**Given records**:
-.-.-

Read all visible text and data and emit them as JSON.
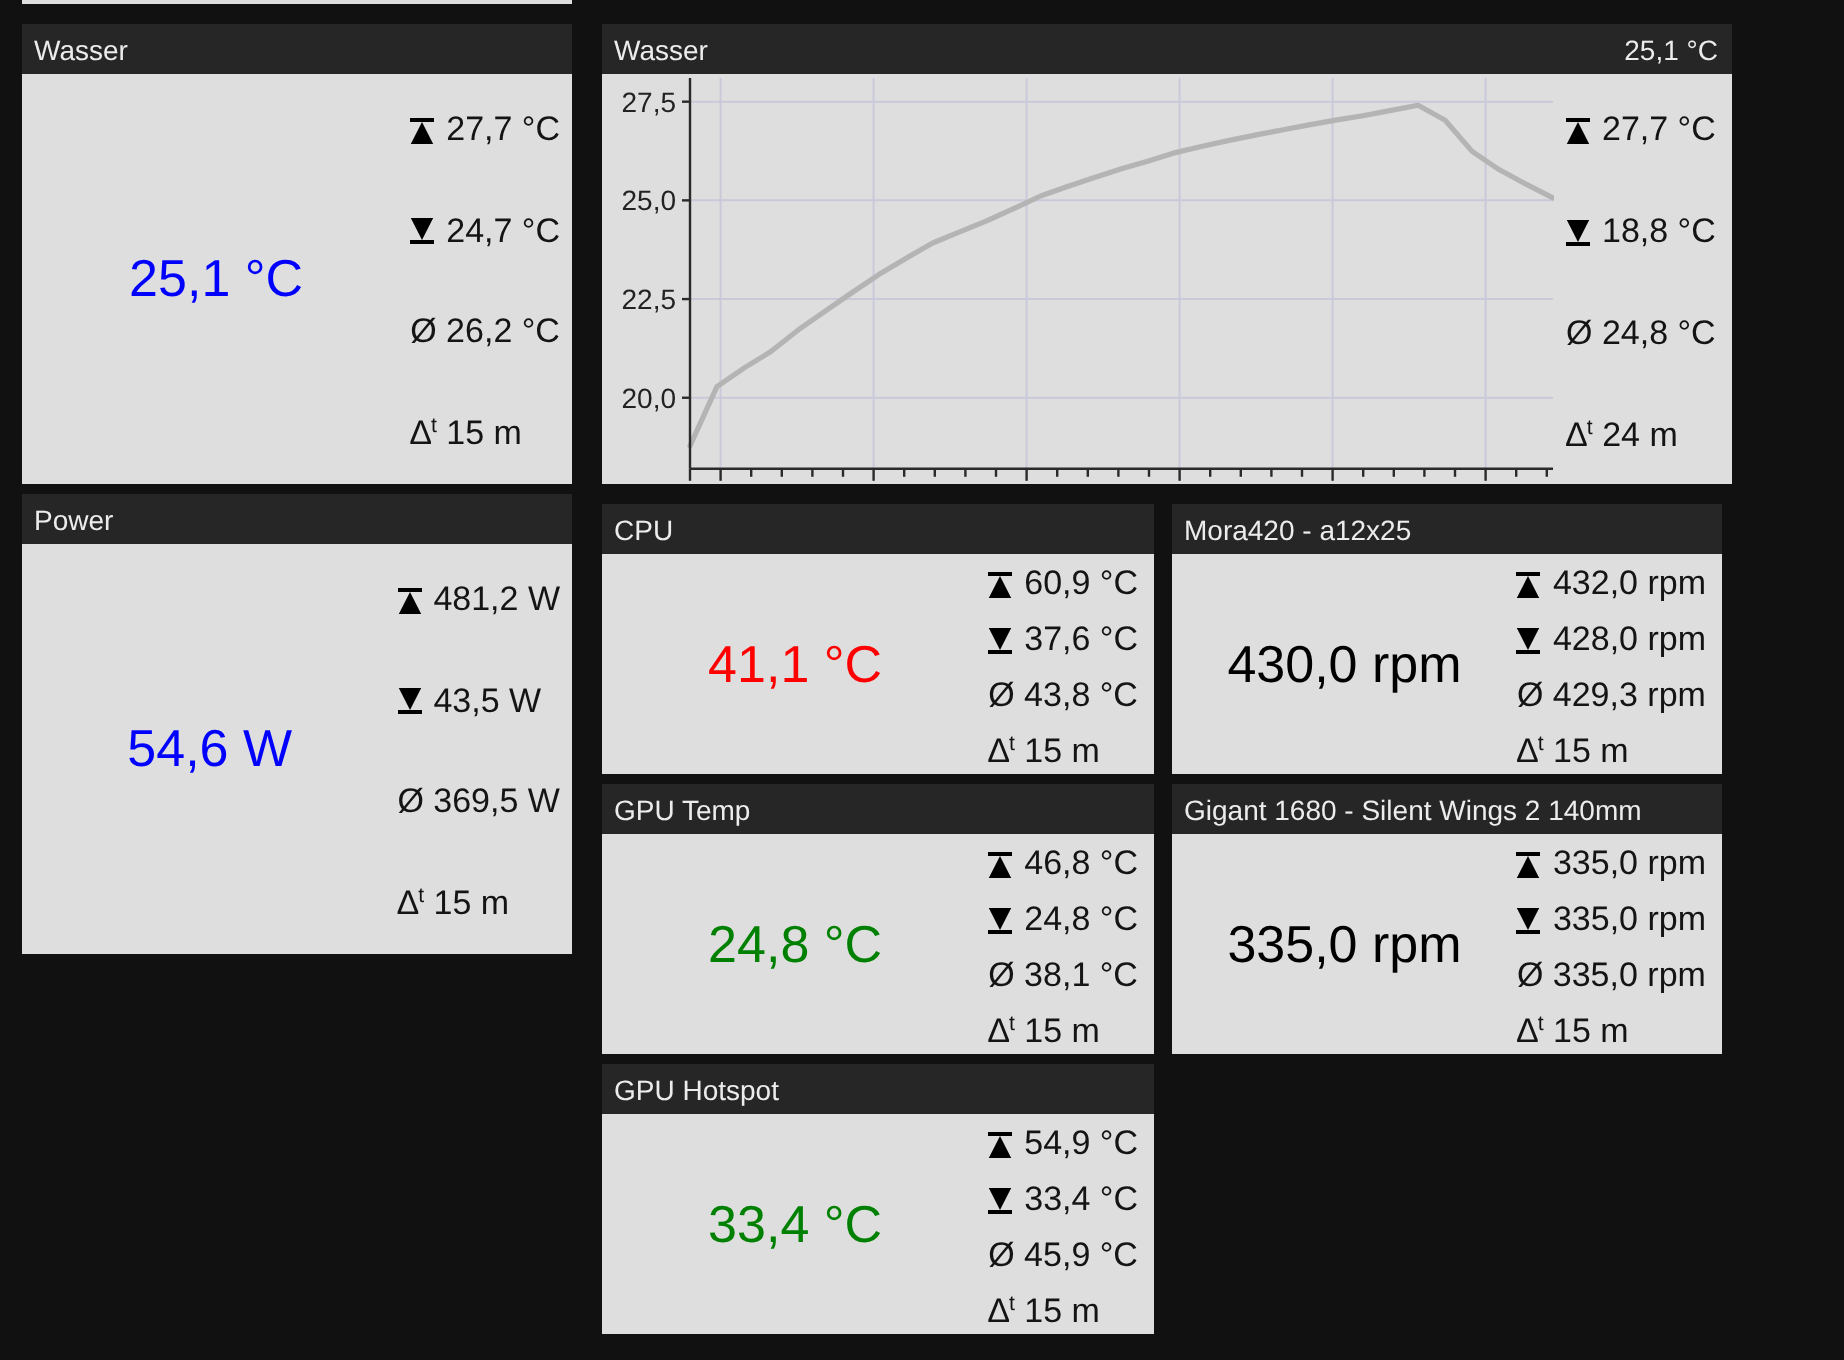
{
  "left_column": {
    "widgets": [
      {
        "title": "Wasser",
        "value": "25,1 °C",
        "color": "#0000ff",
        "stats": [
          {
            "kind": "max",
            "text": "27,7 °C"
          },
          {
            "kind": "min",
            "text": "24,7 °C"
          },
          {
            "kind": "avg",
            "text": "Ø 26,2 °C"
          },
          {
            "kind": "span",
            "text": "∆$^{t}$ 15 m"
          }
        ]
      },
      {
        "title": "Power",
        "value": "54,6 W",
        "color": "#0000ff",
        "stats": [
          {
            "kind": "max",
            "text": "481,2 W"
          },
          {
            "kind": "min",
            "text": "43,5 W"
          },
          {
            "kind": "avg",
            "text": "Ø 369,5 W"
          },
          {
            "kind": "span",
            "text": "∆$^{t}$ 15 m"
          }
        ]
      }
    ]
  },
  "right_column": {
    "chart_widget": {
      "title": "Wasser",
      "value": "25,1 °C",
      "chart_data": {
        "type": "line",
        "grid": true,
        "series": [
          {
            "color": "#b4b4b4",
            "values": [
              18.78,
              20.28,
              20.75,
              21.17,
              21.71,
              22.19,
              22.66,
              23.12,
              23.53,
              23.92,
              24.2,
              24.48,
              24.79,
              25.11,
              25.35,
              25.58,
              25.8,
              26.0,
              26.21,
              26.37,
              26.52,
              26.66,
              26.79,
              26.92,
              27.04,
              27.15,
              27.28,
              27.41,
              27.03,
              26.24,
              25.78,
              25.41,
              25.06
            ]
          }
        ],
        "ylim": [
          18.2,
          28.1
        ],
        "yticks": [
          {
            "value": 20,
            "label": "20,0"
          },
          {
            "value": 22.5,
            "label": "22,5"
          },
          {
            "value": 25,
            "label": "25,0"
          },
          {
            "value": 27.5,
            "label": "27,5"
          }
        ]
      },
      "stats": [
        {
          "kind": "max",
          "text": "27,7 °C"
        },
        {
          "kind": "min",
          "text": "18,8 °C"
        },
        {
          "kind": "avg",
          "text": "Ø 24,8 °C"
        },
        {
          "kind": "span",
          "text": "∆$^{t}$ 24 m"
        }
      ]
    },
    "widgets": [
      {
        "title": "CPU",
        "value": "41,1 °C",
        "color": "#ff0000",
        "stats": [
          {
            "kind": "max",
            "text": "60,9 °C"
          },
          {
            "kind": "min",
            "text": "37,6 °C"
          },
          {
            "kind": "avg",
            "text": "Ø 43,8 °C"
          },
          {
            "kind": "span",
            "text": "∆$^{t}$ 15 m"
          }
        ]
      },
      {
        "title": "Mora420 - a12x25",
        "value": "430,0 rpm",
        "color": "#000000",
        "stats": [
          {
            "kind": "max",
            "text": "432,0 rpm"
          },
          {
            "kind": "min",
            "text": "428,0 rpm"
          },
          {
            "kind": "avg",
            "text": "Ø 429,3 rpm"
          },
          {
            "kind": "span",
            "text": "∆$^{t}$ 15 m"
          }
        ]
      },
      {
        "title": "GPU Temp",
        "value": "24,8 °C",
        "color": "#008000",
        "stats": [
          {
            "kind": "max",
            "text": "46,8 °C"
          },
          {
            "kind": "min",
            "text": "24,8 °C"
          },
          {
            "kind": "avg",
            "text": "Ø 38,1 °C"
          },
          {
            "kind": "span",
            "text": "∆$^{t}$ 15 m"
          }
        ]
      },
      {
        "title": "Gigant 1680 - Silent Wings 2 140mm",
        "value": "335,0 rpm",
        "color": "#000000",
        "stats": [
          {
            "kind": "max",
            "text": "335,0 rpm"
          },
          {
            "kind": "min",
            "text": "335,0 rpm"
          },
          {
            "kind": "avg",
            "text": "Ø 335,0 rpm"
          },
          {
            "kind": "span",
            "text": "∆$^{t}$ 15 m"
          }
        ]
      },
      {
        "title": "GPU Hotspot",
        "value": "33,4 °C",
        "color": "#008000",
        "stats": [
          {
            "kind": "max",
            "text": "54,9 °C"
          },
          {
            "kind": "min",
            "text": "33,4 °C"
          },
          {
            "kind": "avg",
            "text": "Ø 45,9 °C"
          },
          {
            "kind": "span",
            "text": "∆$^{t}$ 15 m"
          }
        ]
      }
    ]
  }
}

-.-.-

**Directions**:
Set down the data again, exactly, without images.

**Exercise answer**:
Read all visible text and data and emit them as JSON.
{
  "left_column": {
    "widgets": [
      {
        "title": "Wasser",
        "value": "25,1 °C",
        "color": "#0000ff",
        "stats": [
          {
            "kind": "max",
            "text": "27,7 °C"
          },
          {
            "kind": "min",
            "text": "24,7 °C"
          },
          {
            "kind": "avg",
            "text": "Ø 26,2 °C"
          },
          {
            "kind": "span",
            "text": "∆$^{t}$ 15 m"
          }
        ]
      },
      {
        "title": "Power",
        "value": "54,6 W",
        "color": "#0000ff",
        "stats": [
          {
            "kind": "max",
            "text": "481,2 W"
          },
          {
            "kind": "min",
            "text": "43,5 W"
          },
          {
            "kind": "avg",
            "text": "Ø 369,5 W"
          },
          {
            "kind": "span",
            "text": "∆$^{t}$ 15 m"
          }
        ]
      }
    ]
  },
  "right_column": {
    "chart_widget": {
      "title": "Wasser",
      "value": "25,1 °C",
      "chart_data": {
        "type": "line",
        "grid": true,
        "series": [
          {
            "color": "#b4b4b4",
            "values": [
              18.78,
              20.28,
              20.75,
              21.17,
              21.71,
              22.19,
              22.66,
              23.12,
              23.53,
              23.92,
              24.2,
              24.48,
              24.79,
              25.11,
              25.35,
              25.58,
              25.8,
              26.0,
              26.21,
              26.37,
              26.52,
              26.66,
              26.79,
              26.92,
              27.04,
              27.15,
              27.28,
              27.41,
              27.03,
              26.24,
              25.78,
              25.41,
              25.06
            ]
          }
        ],
        "ylim": [
          18.2,
          28.1
        ],
        "yticks": [
          {
            "value": 20,
            "label": "20,0"
          },
          {
            "value": 22.5,
            "label": "22,5"
          },
          {
            "value": 25,
            "label": "25,0"
          },
          {
            "value": 27.5,
            "label": "27,5"
          }
        ]
      },
      "stats": [
        {
          "kind": "max",
          "text": "27,7 °C"
        },
        {
          "kind": "min",
          "text": "18,8 °C"
        },
        {
          "kind": "avg",
          "text": "Ø 24,8 °C"
        },
        {
          "kind": "span",
          "text": "∆$^{t}$ 24 m"
        }
      ]
    },
    "widgets": [
      {
        "title": "CPU",
        "value": "41,1 °C",
        "color": "#ff0000",
        "stats": [
          {
            "kind": "max",
            "text": "60,9 °C"
          },
          {
            "kind": "min",
            "text": "37,6 °C"
          },
          {
            "kind": "avg",
            "text": "Ø 43,8 °C"
          },
          {
            "kind": "span",
            "text": "∆$^{t}$ 15 m"
          }
        ]
      },
      {
        "title": "Mora420 - a12x25",
        "value": "430,0 rpm",
        "color": "#000000",
        "stats": [
          {
            "kind": "max",
            "text": "432,0 rpm"
          },
          {
            "kind": "min",
            "text": "428,0 rpm"
          },
          {
            "kind": "avg",
            "text": "Ø 429,3 rpm"
          },
          {
            "kind": "span",
            "text": "∆$^{t}$ 15 m"
          }
        ]
      },
      {
        "title": "GPU Temp",
        "value": "24,8 °C",
        "color": "#008000",
        "stats": [
          {
            "kind": "max",
            "text": "46,8 °C"
          },
          {
            "kind": "min",
            "text": "24,8 °C"
          },
          {
            "kind": "avg",
            "text": "Ø 38,1 °C"
          },
          {
            "kind": "span",
            "text": "∆$^{t}$ 15 m"
          }
        ]
      },
      {
        "title": "Gigant 1680 - Silent Wings 2 140mm",
        "value": "335,0 rpm",
        "color": "#000000",
        "stats": [
          {
            "kind": "max",
            "text": "335,0 rpm"
          },
          {
            "kind": "min",
            "text": "335,0 rpm"
          },
          {
            "kind": "avg",
            "text": "Ø 335,0 rpm"
          },
          {
            "kind": "span",
            "text": "∆$^{t}$ 15 m"
          }
        ]
      },
      {
        "title": "GPU Hotspot",
        "value": "33,4 °C",
        "color": "#008000",
        "stats": [
          {
            "kind": "max",
            "text": "54,9 °C"
          },
          {
            "kind": "min",
            "text": "33,4 °C"
          },
          {
            "kind": "avg",
            "text": "Ø 45,9 °C"
          },
          {
            "kind": "span",
            "text": "∆$^{t}$ 15 m"
          }
        ]
      }
    ]
  }
}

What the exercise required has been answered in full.